The sensitive female chord progression, named by Boston Globe Columnist Marc Hirsh, is the chord progression vi-IV-I-V in a major key. In the key of C major, this would be Am-F-C-G.
Hirsh first noticed the chord progression in the song One of Us by Joan Osborne. He then began to notice the chord progression in many other songs. He named the progression because he claimed it was used by many members of the Lilith Fair in the late 1990s.

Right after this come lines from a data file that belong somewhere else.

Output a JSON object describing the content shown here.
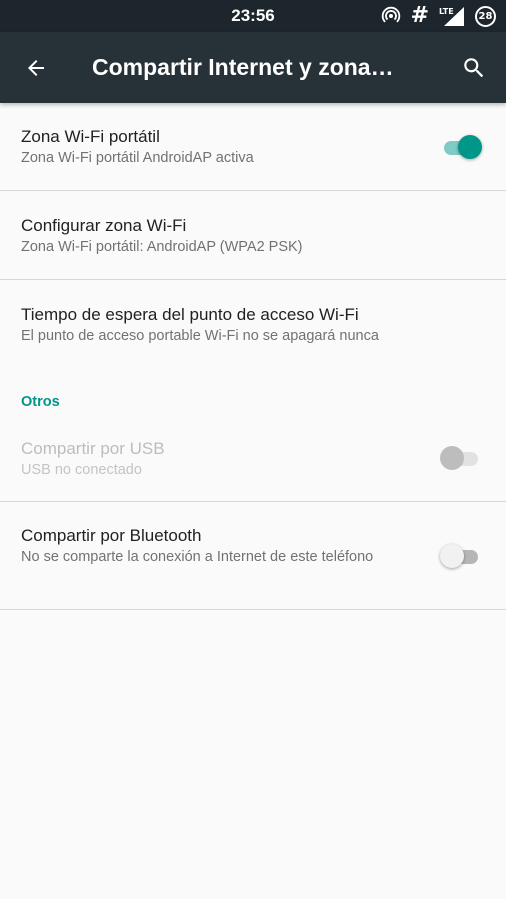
{
  "status_bar": {
    "time": "23:56",
    "battery_level": "28",
    "signal_type": "LTE",
    "icons": [
      "hotspot-icon",
      "hash-icon",
      "lte-signal-icon",
      "battery-icon"
    ]
  },
  "toolbar": {
    "title": "Compartir Internet y zona…",
    "back_icon": "arrow-back-icon",
    "search_icon": "search-icon",
    "background": "#263238"
  },
  "settings": {
    "hotspot": {
      "title": "Zona Wi-Fi portátil",
      "summary": "Zona Wi-Fi portátil AndroidAP activa",
      "enabled": true
    },
    "configure": {
      "title": "Configurar zona Wi-Fi",
      "summary": "Zona Wi-Fi portátil: AndroidAP (WPA2 PSK)"
    },
    "timeout": {
      "title": "Tiempo de espera del punto de acceso Wi-Fi",
      "summary": "El punto de acceso portable Wi-Fi no se apagará nunca"
    },
    "category_other": "Otros",
    "usb": {
      "title": "Compartir por USB",
      "summary": "USB no conectado",
      "enabled": false,
      "disabled": true
    },
    "bluetooth": {
      "title": "Compartir por Bluetooth",
      "summary": "No se comparte la conexión a Internet de este teléfono",
      "enabled": false
    }
  },
  "colors": {
    "accent": "#009688",
    "background": "#fafafa",
    "status_bar": "#1c262c"
  }
}
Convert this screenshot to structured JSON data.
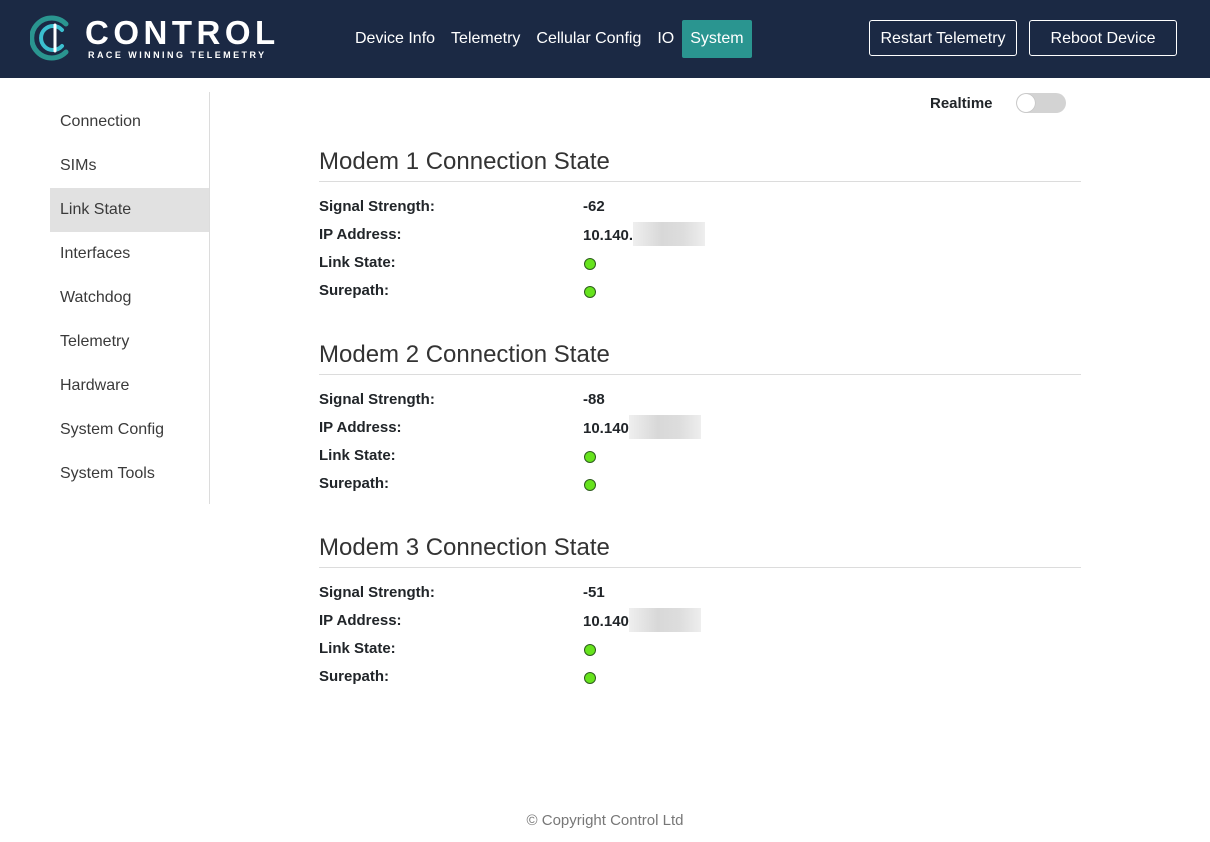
{
  "brand": {
    "name": "CONTROL",
    "tagline": "RACE WINNING TELEMETRY",
    "logo_icon": "control-c-logo-icon",
    "colors": {
      "nav_bg": "#1b2944",
      "accent": "#2a9590",
      "led_ok": "#66e31d"
    }
  },
  "nav": {
    "items": [
      {
        "label": "Device Info",
        "active": false
      },
      {
        "label": "Telemetry",
        "active": false
      },
      {
        "label": "Cellular Config",
        "active": false
      },
      {
        "label": "IO",
        "active": false
      },
      {
        "label": "System",
        "active": true
      }
    ],
    "restart_label": "Restart Telemetry",
    "reboot_label": "Reboot Device"
  },
  "sidebar": {
    "items": [
      {
        "label": "Connection",
        "active": false
      },
      {
        "label": "SIMs",
        "active": false
      },
      {
        "label": "Link State",
        "active": true
      },
      {
        "label": "Interfaces",
        "active": false
      },
      {
        "label": "Watchdog",
        "active": false
      },
      {
        "label": "Telemetry",
        "active": false
      },
      {
        "label": "Hardware",
        "active": false
      },
      {
        "label": "System Config",
        "active": false
      },
      {
        "label": "System Tools",
        "active": false
      }
    ]
  },
  "realtime": {
    "label": "Realtime",
    "enabled": false
  },
  "labels": {
    "signal": "Signal Strength:",
    "ip": "IP Address:",
    "link": "Link State:",
    "surepath": "Surepath:"
  },
  "modems": [
    {
      "title": "Modem 1 Connection State",
      "signal": "-62",
      "ip_visible": "10.140.",
      "link_ok": true,
      "surepath_ok": true
    },
    {
      "title": "Modem 2 Connection State",
      "signal": "-88",
      "ip_visible": "10.140",
      "link_ok": true,
      "surepath_ok": true
    },
    {
      "title": "Modem 3 Connection State",
      "signal": "-51",
      "ip_visible": "10.140",
      "link_ok": true,
      "surepath_ok": true
    }
  ],
  "footer": {
    "copyright": "© Copyright Control Ltd"
  }
}
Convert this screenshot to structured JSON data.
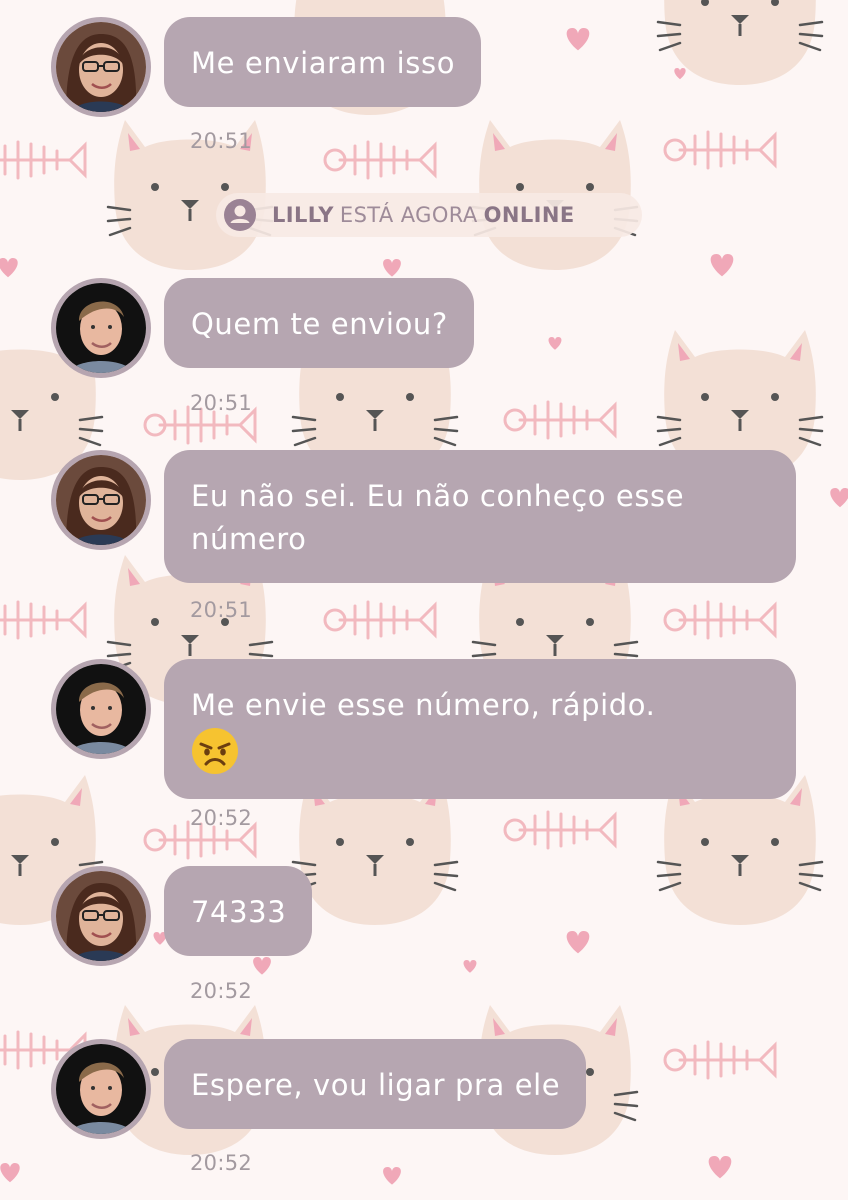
{
  "colors": {
    "background": "#fdf6f5",
    "bubble": "#b6a6b1",
    "avatar_ring": "#b6a5b0",
    "timestamp": "#a39aa0",
    "status_text": "#9e8b99",
    "cat": "#f3e0d6",
    "heart": "#f0a8b8"
  },
  "status": {
    "icon": "user-icon",
    "name": "LILLY",
    "text": "ESTÁ AGORA",
    "state": "ONLINE"
  },
  "messages": [
    {
      "sender": "woman",
      "text": "Me enviaram isso",
      "time": "20:51"
    },
    {
      "sender": "man",
      "text": "Quem te enviou?",
      "time": "20:51"
    },
    {
      "sender": "woman",
      "line1": "Eu não sei. Eu não conheço esse",
      "line2": "número",
      "time": "20:51"
    },
    {
      "sender": "man",
      "text": "Me envie esse número, rápido.",
      "emoji": "angry-face-emoji",
      "time": "20:52"
    },
    {
      "sender": "woman",
      "text": "74333",
      "time": "20:52"
    },
    {
      "sender": "man",
      "text": "Espere, vou ligar pra ele",
      "time": "20:52"
    }
  ]
}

Another common progression that is related to the "sensitive female chord progression" is I-V-vi-IV, used in songs as early as The Beatles' Let It Be, as well as Green Day's When I Come Around, Bush's Glycerin, Blink 182's What's My Age Again?, Red Hot Chili Peppers' Otherside and many others. (Courtesy of Wikipedia)